[wp-hackers] GSoC 2009 Ideas: Open ID integration with Wordpress
& Template Versioning
otto at ottodestruct.com
Tue Mar 31 20:07:45 GMT 2009
True. I think this is because it generally doesn't make any sense to
be an OpenID consumer, for a lot of cases. All it really adds is
I mean, what does being a consumer get you, as a programmer of a
webapp? Not much. You still have to store your own user data for that
user. If you didn't have any user data to store, then why bother
having them authenticate at all? Whereas being a provider gets you
quite a lot. If you've already got a user authentication system, then
becoming a provider is relatively straightforward. And now you know
what other services your users are using, if you care to know that
info (good stuff for marketing purposes).
The whole OpenID standard just strikes me as a solution in search of a
problem. Not the whole single-sign-on idea, that is still a problem.
But the need to tie your identity to a specific provider is still
there. You don't use usernames and passwords anymore, you need to use
a URL, which is a new and complex idea for a lot of folks. Etc, etc...
On Tue, Mar 31, 2009 at 12:12 PM, Eric Marden <wp at xentek.net> wrote:
> On Mar 31, 2009, at 3:03 AM, scribu wrote:
>> On Mon, Mar 30, 2009 at 9:53 PM, Eric Marden <wp at xentek.net> wrote:
>>> WordPress.com is already an OpenID provider, and has been for quite
>>>> some time: http://en.blog.wordpress.com/2007/03/06/openid/
>>> And yet you still can't login to WP.com with OpenID...
>> Of course not: You can't use OpenID to login to the OpenID provider
> I don't use the OpenID provided by wordpress.com (since I only use it for
> Akismet/Stats API Keys anyway and don't have a blog URL with the service).
> But this goes back to my point that there are a ton of providers but rarely

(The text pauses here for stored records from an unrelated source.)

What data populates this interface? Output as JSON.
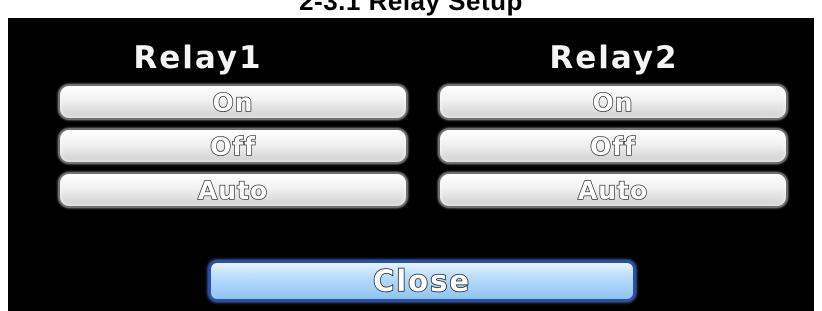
{
  "window": {
    "title": "2-3.1 Relay Setup"
  },
  "relay1": {
    "label": "Relay1",
    "on_label": "On",
    "off_label": "Off",
    "auto_label": "Auto"
  },
  "relay2": {
    "label": "Relay2",
    "on_label": "On",
    "off_label": "Off",
    "auto_label": "Auto"
  },
  "footer": {
    "close_label": "Close"
  },
  "colors": {
    "dialog_background": "#000000",
    "option_button": "#f1f1f1",
    "close_button": "#b8dcfb",
    "close_button_border": "#2b4fa8"
  }
}
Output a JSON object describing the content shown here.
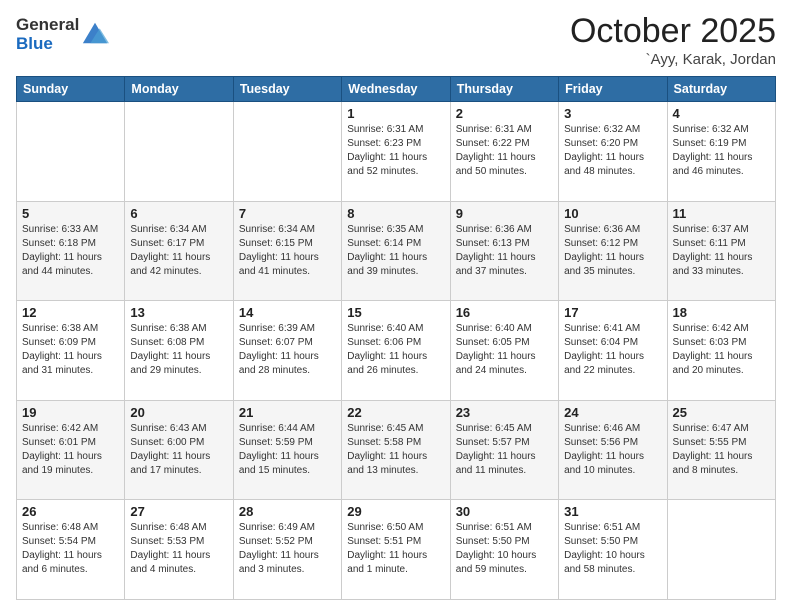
{
  "logo": {
    "general": "General",
    "blue": "Blue"
  },
  "title": "October 2025",
  "location": "`Ayy, Karak, Jordan",
  "headers": [
    "Sunday",
    "Monday",
    "Tuesday",
    "Wednesday",
    "Thursday",
    "Friday",
    "Saturday"
  ],
  "weeks": [
    [
      {
        "day": "",
        "info": ""
      },
      {
        "day": "",
        "info": ""
      },
      {
        "day": "",
        "info": ""
      },
      {
        "day": "1",
        "info": "Sunrise: 6:31 AM\nSunset: 6:23 PM\nDaylight: 11 hours\nand 52 minutes."
      },
      {
        "day": "2",
        "info": "Sunrise: 6:31 AM\nSunset: 6:22 PM\nDaylight: 11 hours\nand 50 minutes."
      },
      {
        "day": "3",
        "info": "Sunrise: 6:32 AM\nSunset: 6:20 PM\nDaylight: 11 hours\nand 48 minutes."
      },
      {
        "day": "4",
        "info": "Sunrise: 6:32 AM\nSunset: 6:19 PM\nDaylight: 11 hours\nand 46 minutes."
      }
    ],
    [
      {
        "day": "5",
        "info": "Sunrise: 6:33 AM\nSunset: 6:18 PM\nDaylight: 11 hours\nand 44 minutes."
      },
      {
        "day": "6",
        "info": "Sunrise: 6:34 AM\nSunset: 6:17 PM\nDaylight: 11 hours\nand 42 minutes."
      },
      {
        "day": "7",
        "info": "Sunrise: 6:34 AM\nSunset: 6:15 PM\nDaylight: 11 hours\nand 41 minutes."
      },
      {
        "day": "8",
        "info": "Sunrise: 6:35 AM\nSunset: 6:14 PM\nDaylight: 11 hours\nand 39 minutes."
      },
      {
        "day": "9",
        "info": "Sunrise: 6:36 AM\nSunset: 6:13 PM\nDaylight: 11 hours\nand 37 minutes."
      },
      {
        "day": "10",
        "info": "Sunrise: 6:36 AM\nSunset: 6:12 PM\nDaylight: 11 hours\nand 35 minutes."
      },
      {
        "day": "11",
        "info": "Sunrise: 6:37 AM\nSunset: 6:11 PM\nDaylight: 11 hours\nand 33 minutes."
      }
    ],
    [
      {
        "day": "12",
        "info": "Sunrise: 6:38 AM\nSunset: 6:09 PM\nDaylight: 11 hours\nand 31 minutes."
      },
      {
        "day": "13",
        "info": "Sunrise: 6:38 AM\nSunset: 6:08 PM\nDaylight: 11 hours\nand 29 minutes."
      },
      {
        "day": "14",
        "info": "Sunrise: 6:39 AM\nSunset: 6:07 PM\nDaylight: 11 hours\nand 28 minutes."
      },
      {
        "day": "15",
        "info": "Sunrise: 6:40 AM\nSunset: 6:06 PM\nDaylight: 11 hours\nand 26 minutes."
      },
      {
        "day": "16",
        "info": "Sunrise: 6:40 AM\nSunset: 6:05 PM\nDaylight: 11 hours\nand 24 minutes."
      },
      {
        "day": "17",
        "info": "Sunrise: 6:41 AM\nSunset: 6:04 PM\nDaylight: 11 hours\nand 22 minutes."
      },
      {
        "day": "18",
        "info": "Sunrise: 6:42 AM\nSunset: 6:03 PM\nDaylight: 11 hours\nand 20 minutes."
      }
    ],
    [
      {
        "day": "19",
        "info": "Sunrise: 6:42 AM\nSunset: 6:01 PM\nDaylight: 11 hours\nand 19 minutes."
      },
      {
        "day": "20",
        "info": "Sunrise: 6:43 AM\nSunset: 6:00 PM\nDaylight: 11 hours\nand 17 minutes."
      },
      {
        "day": "21",
        "info": "Sunrise: 6:44 AM\nSunset: 5:59 PM\nDaylight: 11 hours\nand 15 minutes."
      },
      {
        "day": "22",
        "info": "Sunrise: 6:45 AM\nSunset: 5:58 PM\nDaylight: 11 hours\nand 13 minutes."
      },
      {
        "day": "23",
        "info": "Sunrise: 6:45 AM\nSunset: 5:57 PM\nDaylight: 11 hours\nand 11 minutes."
      },
      {
        "day": "24",
        "info": "Sunrise: 6:46 AM\nSunset: 5:56 PM\nDaylight: 11 hours\nand 10 minutes."
      },
      {
        "day": "25",
        "info": "Sunrise: 6:47 AM\nSunset: 5:55 PM\nDaylight: 11 hours\nand 8 minutes."
      }
    ],
    [
      {
        "day": "26",
        "info": "Sunrise: 6:48 AM\nSunset: 5:54 PM\nDaylight: 11 hours\nand 6 minutes."
      },
      {
        "day": "27",
        "info": "Sunrise: 6:48 AM\nSunset: 5:53 PM\nDaylight: 11 hours\nand 4 minutes."
      },
      {
        "day": "28",
        "info": "Sunrise: 6:49 AM\nSunset: 5:52 PM\nDaylight: 11 hours\nand 3 minutes."
      },
      {
        "day": "29",
        "info": "Sunrise: 6:50 AM\nSunset: 5:51 PM\nDaylight: 11 hours\nand 1 minute."
      },
      {
        "day": "30",
        "info": "Sunrise: 6:51 AM\nSunset: 5:50 PM\nDaylight: 10 hours\nand 59 minutes."
      },
      {
        "day": "31",
        "info": "Sunrise: 6:51 AM\nSunset: 5:50 PM\nDaylight: 10 hours\nand 58 minutes."
      },
      {
        "day": "",
        "info": ""
      }
    ]
  ]
}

> any consumers.
> - Eric Marden
> wp-hackers mailing list
> wp-hackers at lists.automattic.com
More information about the wp-hackers